As before, encode the features as types compatible with tf.Example. This stores the raw image string feature, as well as the height, width, depth, and arbitrary label feature. The latter is used when you write the file to distinguish between the cat image and the bridge image. Use 0 for the cat image, and 1 for the bridge image:

image_labels = {
    cat_in_snow : 0,
    williamsburg_bridge : 1,
}
# This is an example, just using the cat image.
image_string = open(cat_in_snow, 'rb').read()

label = image_labels[cat_in_snow]

# Create a dictionary with features that may be relevant.
def image_example(image_string, label):
  image_shape = tf.image.decode_jpeg(image_string).shape

  feature = {
      'height': _int64_feature(image_shape[0]),
      'width': _int64_feature(image_shape[1]),
      'depth': _int64_feature(image_shape[2]),
      'label': _int64_feature(label),
      'image_raw': _bytes_feature(image_string),
  }

  return tf.train.Example(features=tf.train.Features(feature=feature))
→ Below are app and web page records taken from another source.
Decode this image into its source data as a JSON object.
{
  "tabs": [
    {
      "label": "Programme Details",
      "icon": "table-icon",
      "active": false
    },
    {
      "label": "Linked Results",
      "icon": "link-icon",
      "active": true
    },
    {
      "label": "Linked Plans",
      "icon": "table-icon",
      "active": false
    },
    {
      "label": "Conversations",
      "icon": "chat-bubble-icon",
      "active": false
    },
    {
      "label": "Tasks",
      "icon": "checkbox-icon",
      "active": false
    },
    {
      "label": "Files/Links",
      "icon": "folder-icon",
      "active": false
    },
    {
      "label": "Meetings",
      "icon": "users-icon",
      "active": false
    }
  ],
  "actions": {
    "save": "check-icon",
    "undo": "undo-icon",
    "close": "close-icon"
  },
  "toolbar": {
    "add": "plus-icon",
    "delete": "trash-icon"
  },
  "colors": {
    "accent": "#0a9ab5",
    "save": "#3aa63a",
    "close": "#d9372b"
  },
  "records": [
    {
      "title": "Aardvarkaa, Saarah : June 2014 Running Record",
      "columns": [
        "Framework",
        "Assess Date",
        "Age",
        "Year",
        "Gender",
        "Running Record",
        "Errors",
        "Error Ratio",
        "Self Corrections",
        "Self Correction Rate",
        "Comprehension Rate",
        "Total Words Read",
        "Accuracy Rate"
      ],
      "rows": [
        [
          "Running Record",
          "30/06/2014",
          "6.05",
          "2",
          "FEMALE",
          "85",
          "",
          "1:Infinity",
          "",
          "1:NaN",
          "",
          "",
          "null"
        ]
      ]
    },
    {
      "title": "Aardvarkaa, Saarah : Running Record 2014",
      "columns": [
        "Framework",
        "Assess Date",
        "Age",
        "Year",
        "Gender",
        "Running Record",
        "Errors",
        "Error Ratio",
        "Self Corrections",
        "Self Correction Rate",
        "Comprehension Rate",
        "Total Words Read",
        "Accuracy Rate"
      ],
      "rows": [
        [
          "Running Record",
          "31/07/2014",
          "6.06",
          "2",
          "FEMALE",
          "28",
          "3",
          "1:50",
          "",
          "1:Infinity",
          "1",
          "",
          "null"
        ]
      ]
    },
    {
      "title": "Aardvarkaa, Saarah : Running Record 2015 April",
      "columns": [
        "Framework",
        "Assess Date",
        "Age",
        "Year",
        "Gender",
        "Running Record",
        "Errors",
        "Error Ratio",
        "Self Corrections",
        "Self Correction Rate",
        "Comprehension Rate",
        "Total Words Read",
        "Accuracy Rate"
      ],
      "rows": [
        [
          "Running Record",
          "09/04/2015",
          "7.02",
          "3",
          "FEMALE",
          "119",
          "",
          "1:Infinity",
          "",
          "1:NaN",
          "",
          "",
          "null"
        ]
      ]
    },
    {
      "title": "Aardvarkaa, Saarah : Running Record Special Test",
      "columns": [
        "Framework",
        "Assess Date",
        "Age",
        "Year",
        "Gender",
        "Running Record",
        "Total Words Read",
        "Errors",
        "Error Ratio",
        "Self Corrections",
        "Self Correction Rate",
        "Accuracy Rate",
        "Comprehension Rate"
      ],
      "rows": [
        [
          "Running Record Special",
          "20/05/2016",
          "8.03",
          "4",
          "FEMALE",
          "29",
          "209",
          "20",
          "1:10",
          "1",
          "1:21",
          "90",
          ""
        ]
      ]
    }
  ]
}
for line in str(image_example(image_string, label)).split('\n')[:15]:
  print(line)
print('...')
features {
  feature {
    key: "depth"
    value {
      int64_list {
        value: 3
      }
    }
  }
  feature {
    key: "height"
    value {
      int64_list {
        value: 213
      }
...

Notice that all of the features are now stored in the tf.Example message. Next, functionalize the code above and write the example messages to a file named images.tfrecords:
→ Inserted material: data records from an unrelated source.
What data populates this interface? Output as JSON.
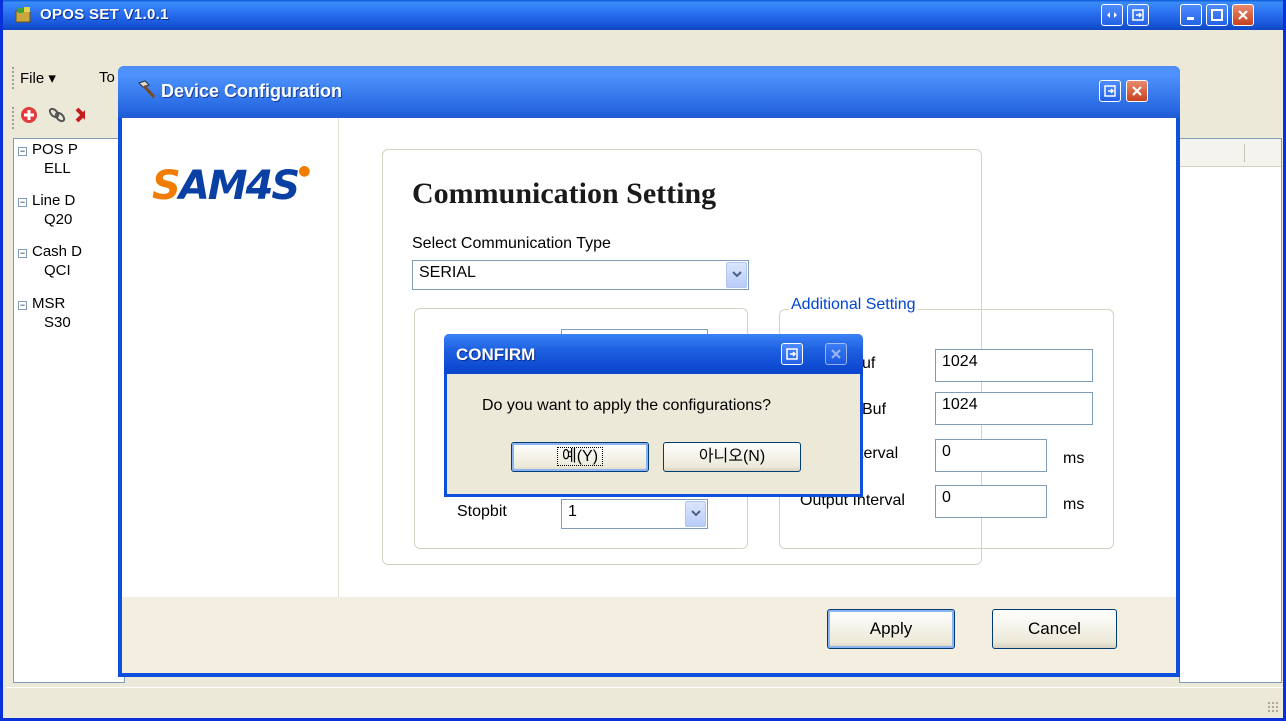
{
  "main_window": {
    "title": "OPOS SET V1.0.1",
    "menu": [
      {
        "label": "File ▾"
      },
      {
        "label": "To"
      }
    ],
    "tree": [
      {
        "label": "POS P",
        "level": 0
      },
      {
        "label": "ELL",
        "level": 1
      },
      {
        "label": "Line D",
        "level": 0
      },
      {
        "label": "Q20",
        "level": 1
      },
      {
        "label": "Cash D",
        "level": 0
      },
      {
        "label": "QCI",
        "level": 1
      },
      {
        "label": "MSR",
        "level": 0
      },
      {
        "label": "S30",
        "level": 1
      }
    ]
  },
  "device_config": {
    "title": "Device Configuration",
    "logo": "SAM4S",
    "heading": "Communication Setting",
    "select_label": "Select Communication Type",
    "comm_type": "SERIAL",
    "stopbit_label": "Stopbit",
    "stopbit_value": "1",
    "additional": {
      "group_label": "Additional Setting",
      "fields": [
        {
          "label": "uf",
          "value": "1024",
          "unit": ""
        },
        {
          "label": "Buf",
          "value": "1024",
          "unit": ""
        },
        {
          "label": "terval",
          "value": "0",
          "unit": "ms"
        },
        {
          "label": "Output Interval",
          "value": "0",
          "unit": "ms"
        }
      ]
    },
    "apply_label": "Apply",
    "cancel_label": "Cancel"
  },
  "confirm": {
    "title": "CONFIRM",
    "message": "Do you want to apply the configurations?",
    "yes_label": "예(Y)",
    "no_label": "아니오(N)"
  },
  "colors": {
    "titlebar_blue": "#2666e0",
    "dialog_bg": "#ece9d8",
    "group_label": "#0046d5",
    "logo_blue": "#0a3fa3",
    "logo_orange": "#f07c00"
  }
}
# Write the raw image files to `images.tfrecords`.
# First, process the two images into `tf.Example` messages.
# Then, write to a `.tfrecords` file.
record_file = 'images.tfrecords'
with tf.io.TFRecordWriter(record_file) as writer:
  for filename, label in image_labels.items():
    image_string = open(filename, 'rb').read()
    tf_example = image_example(image_string, label)
    writer.write(tf_example.SerializeToString())
!du -sh {record_file}
36K images.tfrecords

Read the TFRecord file
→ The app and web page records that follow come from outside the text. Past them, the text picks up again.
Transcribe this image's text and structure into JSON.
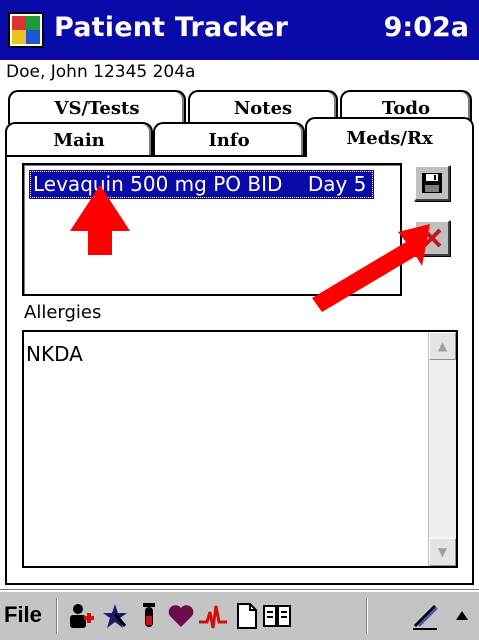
{
  "header": {
    "app_title": "Patient Tracker",
    "clock": "9:02a",
    "icon": "patient-tracker-app-icon"
  },
  "patient": {
    "line": "Doe, John 12345 204a"
  },
  "tabs": {
    "row_back": [
      "VS/Tests",
      "Notes",
      "Todo"
    ],
    "row_front": [
      "Main",
      "Info",
      "Meds/Rx"
    ],
    "active": "Meds/Rx"
  },
  "meds": {
    "items": [
      "Levaquin 500 mg PO BID    Day 5"
    ],
    "selected_index": 0,
    "save_icon": "floppy-disk-icon",
    "delete_icon": "delete-x-icon"
  },
  "allergies": {
    "label": "Allergies",
    "value": "NKDA"
  },
  "annotations": {
    "color": "#ff0000",
    "arrows": [
      "arrow-up-to-med-item",
      "arrow-to-delete-button"
    ]
  },
  "taskbar": {
    "file_label": "File",
    "icons": [
      "patients-icon",
      "procedure-icon",
      "test-tube-icon",
      "heart-icon",
      "ecg-icon",
      "note-page-icon",
      "book-icon",
      "pen-icon",
      "up-arrow-icon"
    ]
  },
  "colors": {
    "title_bar": "#0a0aa8",
    "selection": "#0a0aa8",
    "chrome": "#c0c0c0"
  }
}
You now have the file—images.tfrecords—and can now iterate over the records in it to read back what you wrote. Given that in this example you will only reproduce the image, the only feature you will need is the raw image string. Extract it using the getters described above, namely example.features.feature['image_raw'].bytes_list.value[0]. You can also use the labels to determine which record is the cat and which one is the bridge:

raw_image_dataset = tf.data.TFRecordDataset('images.tfrecords')

# Create a dictionary describing the features.
image_feature_description = {
    'height': tf.io.FixedLenFeature([], tf.int64),
    'width': tf.io.FixedLenFeature([], tf.int64),
    'depth': tf.io.FixedLenFeature([], tf.int64),
    'label': tf.io.FixedLenFeature([], tf.int64),
    'image_raw': tf.io.FixedLenFeature([], tf.string),
}

def _parse_image_function(example_proto):
  # Parse the input tf.Example proto using the dictionary above.
  return tf.io.parse_single_example(example_proto, image_feature_description)

parsed_image_dataset = raw_image_dataset.map(_parse_image_function)
parsed_image_dataset
<MapDataset shapes: {label: (), width: (), image_raw: (), height: (), depth: ()}, types: {label: tf.int64, width: tf.int64, image_raw: tf.string, height: tf.int64, depth: tf.int64}>

Recover the images from the TFRecord file:

for image_features in parsed_image_dataset:
  image_raw = image_features['image_raw'].numpy()
  display.display(display.Image(data=image_raw))

jpeg

jpeg